■ **Problem requirements**: Write out each record exactly as given, but do not include the pictures.

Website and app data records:
BEGIN
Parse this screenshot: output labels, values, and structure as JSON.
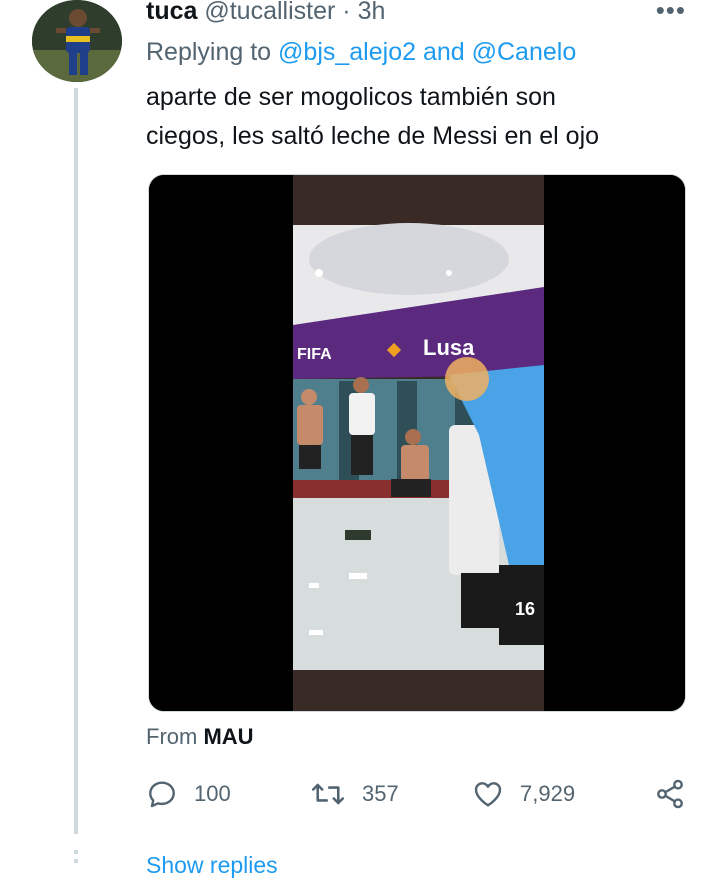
{
  "tweet": {
    "author_name": "tuca",
    "author_handle": "@tucallister",
    "separator": "·",
    "time": "3h",
    "more_label": "•••",
    "replying_prefix": "Replying to",
    "replying_to_1": "@bjs_alejo2",
    "replying_and": "and",
    "replying_to_2": "@Canelo",
    "text_line_1": "aparte de ser mogolicos también son",
    "text_line_2": "ciegos, les saltó leche de Messi en el ojo",
    "media": {
      "banner_fifa": "FIFA",
      "banner_sponsor": "Lusa",
      "jersey_number": "16"
    },
    "source_prefix": "From",
    "source_name": "MAU"
  },
  "actions": {
    "replies": "100",
    "retweets": "357",
    "likes": "7,929"
  },
  "thread": {
    "show_replies": "Show replies"
  },
  "colors": {
    "link": "#1d9bf0",
    "secondary_text": "#536471",
    "thread_line": "#cfd9de"
  },
  "icons": [
    "more-icon",
    "reply-icon",
    "retweet-icon",
    "like-icon",
    "share-icon"
  ]
}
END
■ **Answer for this exercise**:
Parse this screenshot: output labels, values, and structure as JSON.
{
  "tweet": {
    "author_name": "tuca",
    "author_handle": "@tucallister",
    "separator": "·",
    "time": "3h",
    "more_label": "•••",
    "replying_prefix": "Replying to",
    "replying_to_1": "@bjs_alejo2",
    "replying_and": "and",
    "replying_to_2": "@Canelo",
    "text_line_1": "aparte de ser mogolicos también son",
    "text_line_2": "ciegos, les saltó leche de Messi en el ojo",
    "media": {
      "banner_fifa": "FIFA",
      "banner_sponsor": "Lusa",
      "jersey_number": "16"
    },
    "source_prefix": "From",
    "source_name": "MAU"
  },
  "actions": {
    "replies": "100",
    "retweets": "357",
    "likes": "7,929"
  },
  "thread": {
    "show_replies": "Show replies"
  },
  "colors": {
    "link": "#1d9bf0",
    "secondary_text": "#536471",
    "thread_line": "#cfd9de"
  },
  "icons": [
    "more-icon",
    "reply-icon",
    "retweet-icon",
    "like-icon",
    "share-icon"
  ]
}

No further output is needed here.